■ Task instructions
Find all the lines in the material below with the word "name", and copy them.

■ Given data
☆ ☆ ☆ ☆

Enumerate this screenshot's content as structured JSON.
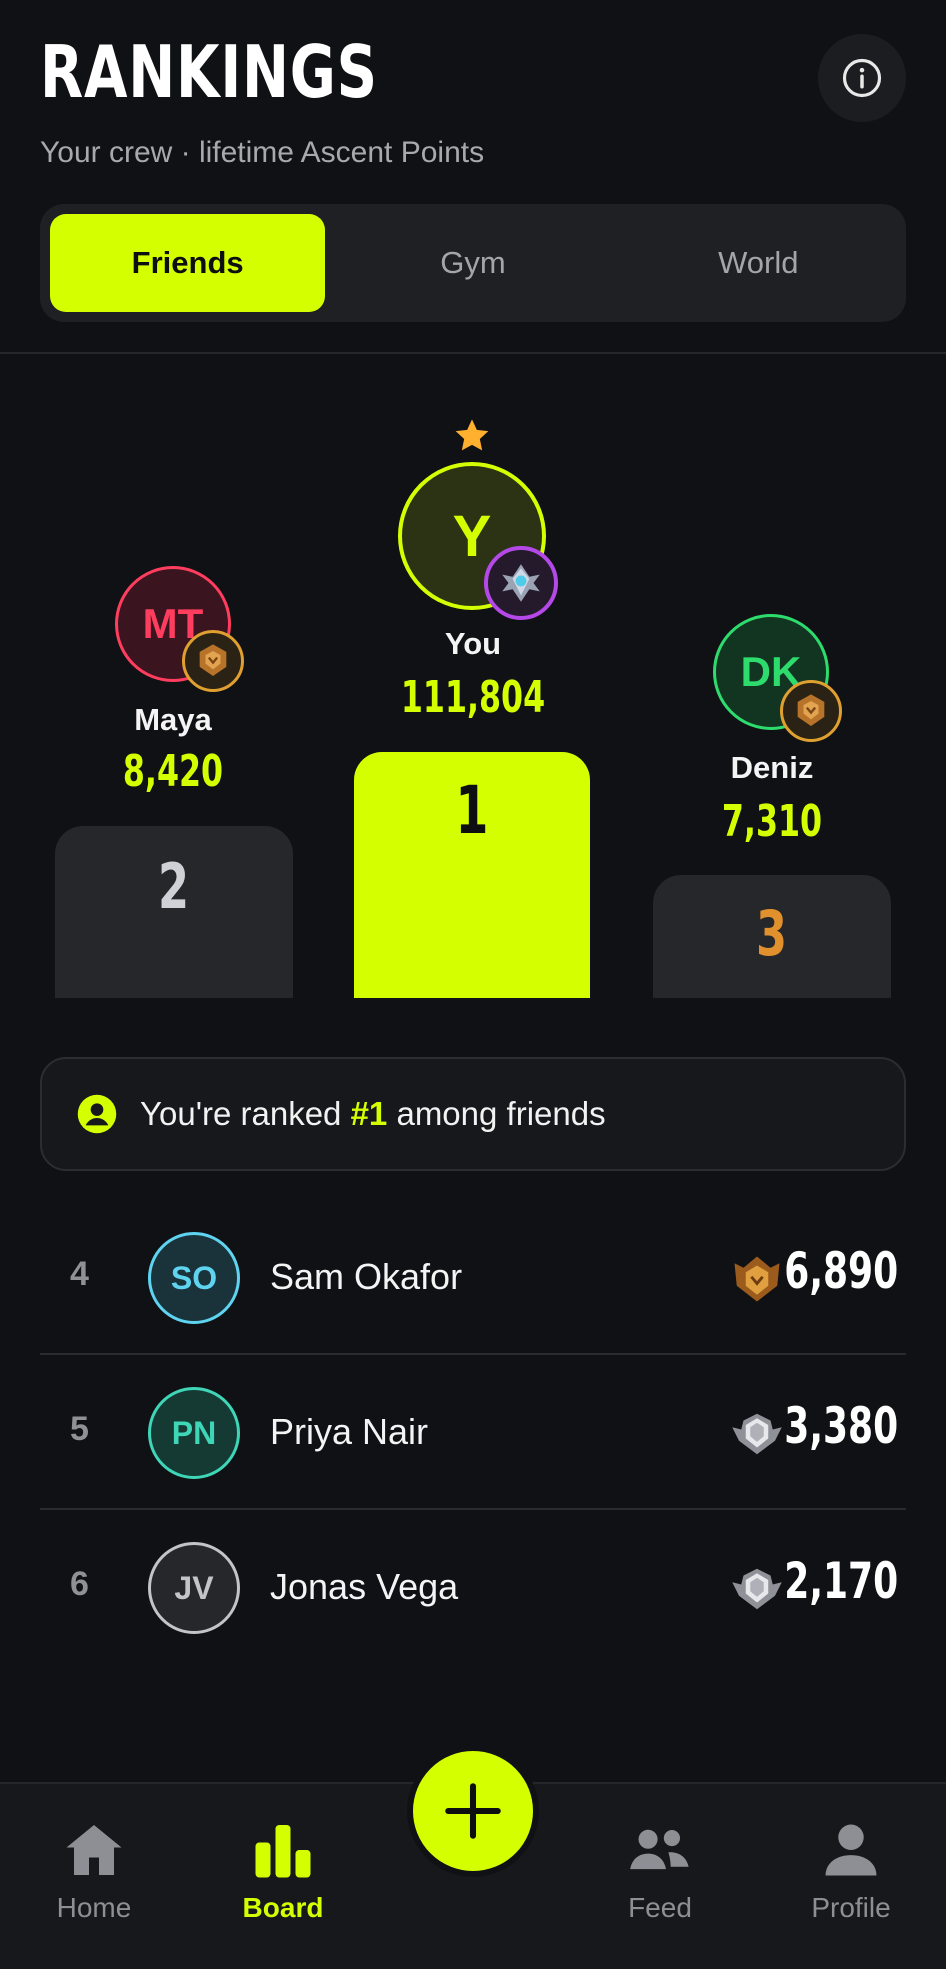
{
  "header": {
    "title": "RANKINGS",
    "subtitle": "Your crew · lifetime Ascent Points",
    "info_icon": "info-icon"
  },
  "tabs": [
    {
      "label": "Friends",
      "active": true
    },
    {
      "label": "Gym",
      "active": false
    },
    {
      "label": "World",
      "active": false
    }
  ],
  "podium": {
    "first": {
      "initials": "Y",
      "name": "You",
      "score": "111,804",
      "place": "1",
      "color": "#d4ff00",
      "tier": "diamond",
      "highlight": "star-icon"
    },
    "second": {
      "initials": "MT",
      "name": "Maya",
      "score": "8,420",
      "place": "2",
      "color": "#ff3d5e",
      "tier": "bronze"
    },
    "third": {
      "initials": "DK",
      "name": "Deniz",
      "score": "7,310",
      "place": "3",
      "color": "#2edc6e",
      "tier": "bronze"
    }
  },
  "banner": {
    "prefix": "You're ranked ",
    "rank": "#1",
    "suffix": " among friends"
  },
  "list": [
    {
      "rank": "4",
      "initials": "SO",
      "name": "Sam Okafor",
      "score": "6,890",
      "tier": "bronze",
      "color": "#5fd4f0"
    },
    {
      "rank": "5",
      "initials": "PN",
      "name": "Priya Nair",
      "score": "3,380",
      "tier": "silver",
      "color": "#3fd6b8"
    },
    {
      "rank": "6",
      "initials": "JV",
      "name": "Jonas Vega",
      "score": "2,170",
      "tier": "silver",
      "color": "#c2c4c8"
    }
  ],
  "nav": {
    "home": "Home",
    "board": "Board",
    "feed": "Feed",
    "profile": "Profile",
    "fab_icon": "plus-icon"
  },
  "colors": {
    "accent": "#d4ff00",
    "background": "#101114",
    "bronze": "#e0a030",
    "silver": "#c9ccd1",
    "third_place": "#e0902c"
  }
}
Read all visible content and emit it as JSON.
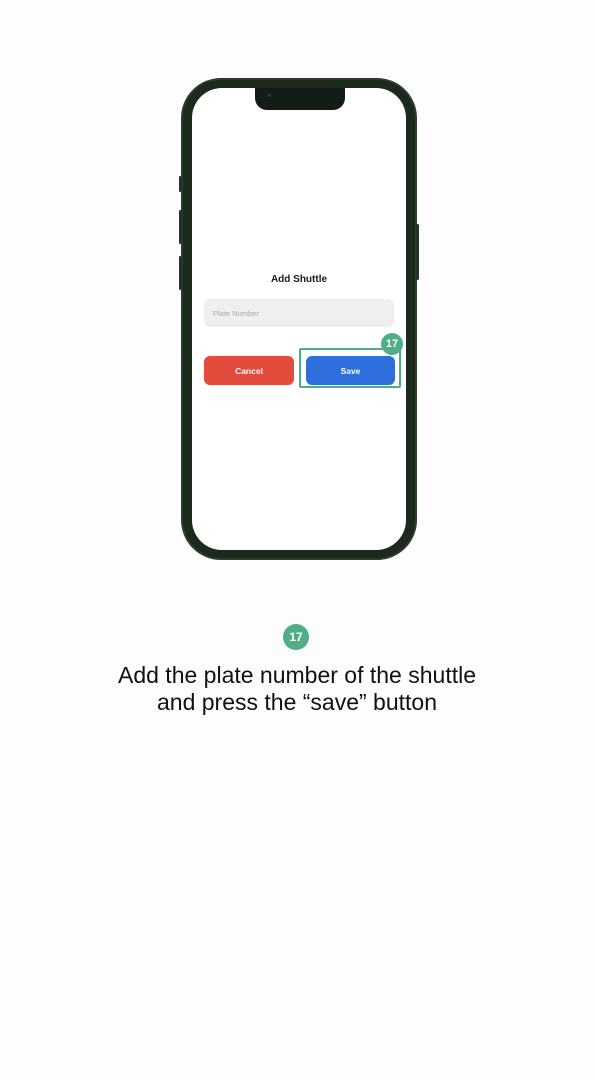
{
  "dialog": {
    "title": "Add Shuttle",
    "plate_placeholder": "Plate Number",
    "plate_value": "",
    "cancel_label": "Cancel",
    "save_label": "Save"
  },
  "step": {
    "number": "17",
    "instruction": "Add the plate number of the shuttle and press the “save” button"
  },
  "colors": {
    "cancel": "#e34b3c",
    "save": "#2e6fdc",
    "highlight": "#4fae87",
    "phone_frame": "#1c2a1e"
  }
}
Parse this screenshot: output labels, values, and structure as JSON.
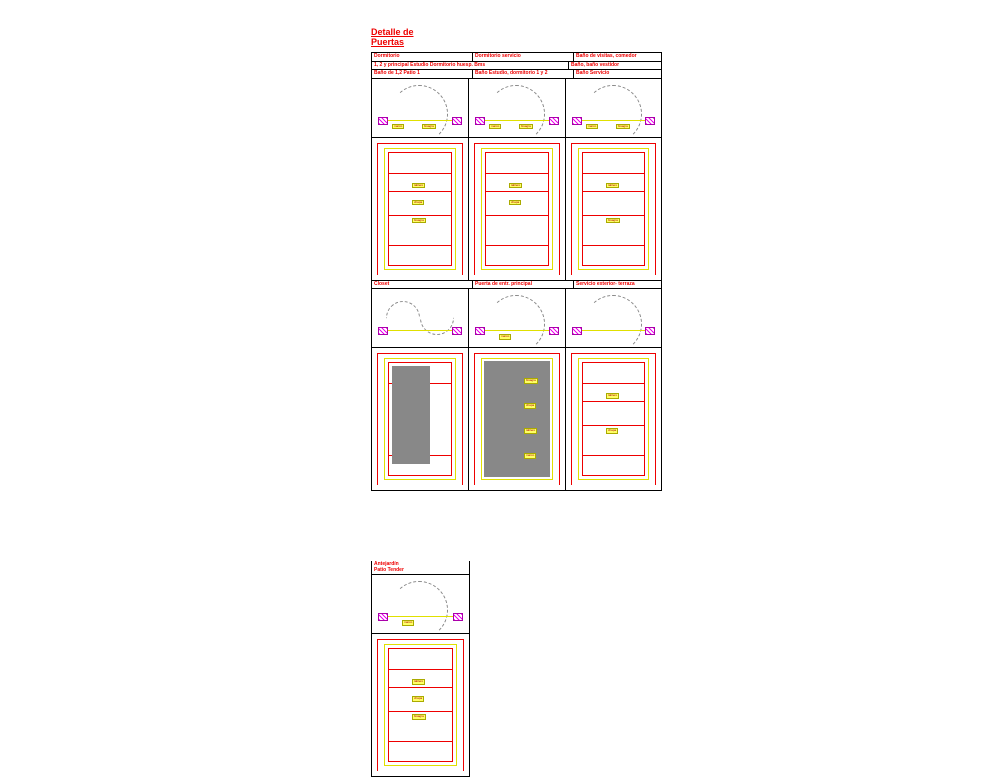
{
  "title_line1": "Detalle de",
  "title_line2": "Puertas",
  "headers": {
    "r1": [
      "Dormitorio",
      "Dormitorio servicio",
      "Baño de visitas, comedor"
    ],
    "r2": [
      "1, 2 y principal  Estudio  Dormitorio huesp.  Bms",
      "",
      "Baño, baño vestidor"
    ],
    "r3": [
      "Baño de 1,2   Patio 1",
      "Baño   Estudio, dormitorio 1 y 2",
      "Baño  Servicio"
    ]
  },
  "row2_titles": [
    "Closet",
    "Puerta de entr. principal",
    "Servicio exterior- terraza"
  ],
  "section2": {
    "t1": "Antejardín",
    "t2": "Patio Tender"
  },
  "labels": {
    "marco": "marco",
    "bisagra": "bisagra",
    "tablero": "tablero",
    "chapa": "chapa"
  }
}
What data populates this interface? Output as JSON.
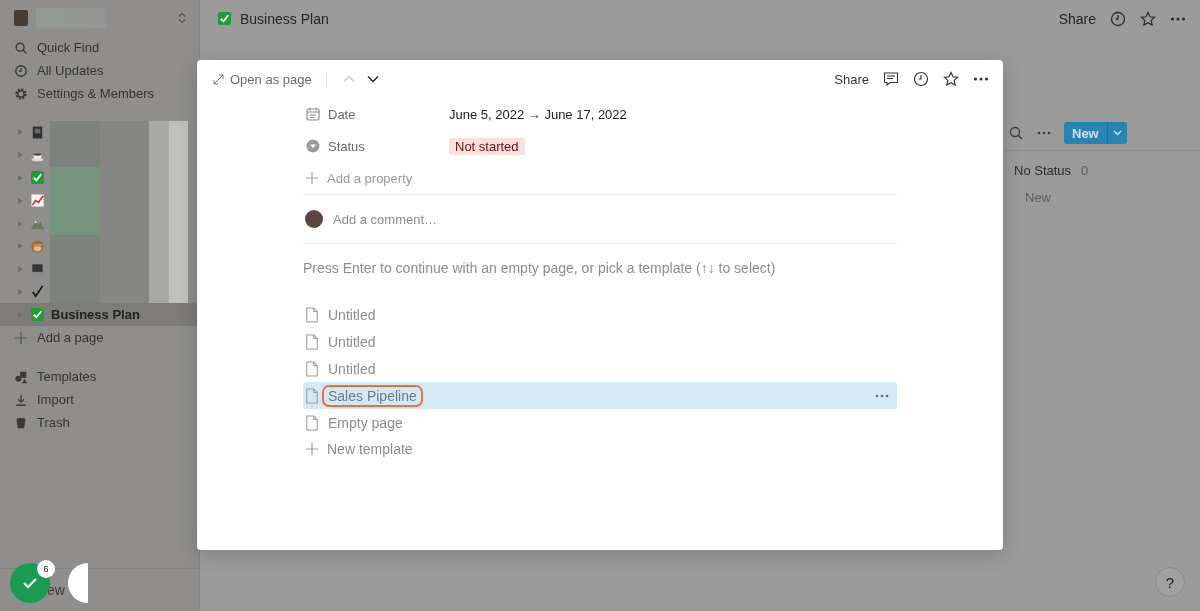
{
  "sidebar": {
    "quick_links": [
      {
        "kind": "search",
        "label": "Quick Find"
      },
      {
        "kind": "clock",
        "label": "All Updates"
      },
      {
        "kind": "gear",
        "label": "Settings & Members"
      }
    ],
    "pages": [
      {
        "kind": "notebook",
        "selected": false
      },
      {
        "kind": "coffee",
        "selected": false
      },
      {
        "kind": "check-box",
        "selected": false
      },
      {
        "kind": "chart",
        "selected": false
      },
      {
        "kind": "mountain",
        "selected": false
      },
      {
        "kind": "monkey",
        "selected": false
      },
      {
        "kind": "laptop",
        "selected": false
      },
      {
        "kind": "tick",
        "selected": false
      },
      {
        "kind": "check-box",
        "label": "Business Plan",
        "selected": true
      }
    ],
    "add_page": "Add a page",
    "bottom_links": [
      {
        "kind": "templates",
        "label": "Templates"
      },
      {
        "kind": "import",
        "label": "Import"
      },
      {
        "kind": "trash",
        "label": "Trash"
      }
    ],
    "new_page": "ew"
  },
  "checklist_badge": "6",
  "topbar": {
    "title": "Business Plan",
    "share": "Share"
  },
  "board": {
    "new_button": "New",
    "group": {
      "label": "No Status",
      "count": "0"
    },
    "add": "New"
  },
  "modal": {
    "open_as_page": "Open as page",
    "prev_disabled": true,
    "next_disabled": false,
    "share": "Share",
    "properties": [
      {
        "kind": "date",
        "name": "Date",
        "value": "June 5, 2022 → June 17, 2022"
      },
      {
        "kind": "status",
        "name": "Status",
        "value": "Not started"
      }
    ],
    "add_property": "Add a property",
    "comment_placeholder": "Add a comment…",
    "prompt": "Press Enter to continue with an empty page, or pick a template (↑↓ to select)",
    "templates": [
      {
        "label": "Untitled",
        "selected": false
      },
      {
        "label": "Untitled",
        "selected": false
      },
      {
        "label": "Untitled",
        "selected": false
      },
      {
        "label": "Sales Pipeline",
        "selected": true
      },
      {
        "label": "Empty page",
        "selected": false
      }
    ],
    "new_template": "New template"
  },
  "help": "?"
}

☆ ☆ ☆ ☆

■ Result
      "name": "You",
      "name": "Maya",
      "name": "Deniz",
      "name": "Sam Okafor",
      "name": "Priya Nair",
      "name": "Jonas Vega",
        "name": "Date",
        "name": "Status",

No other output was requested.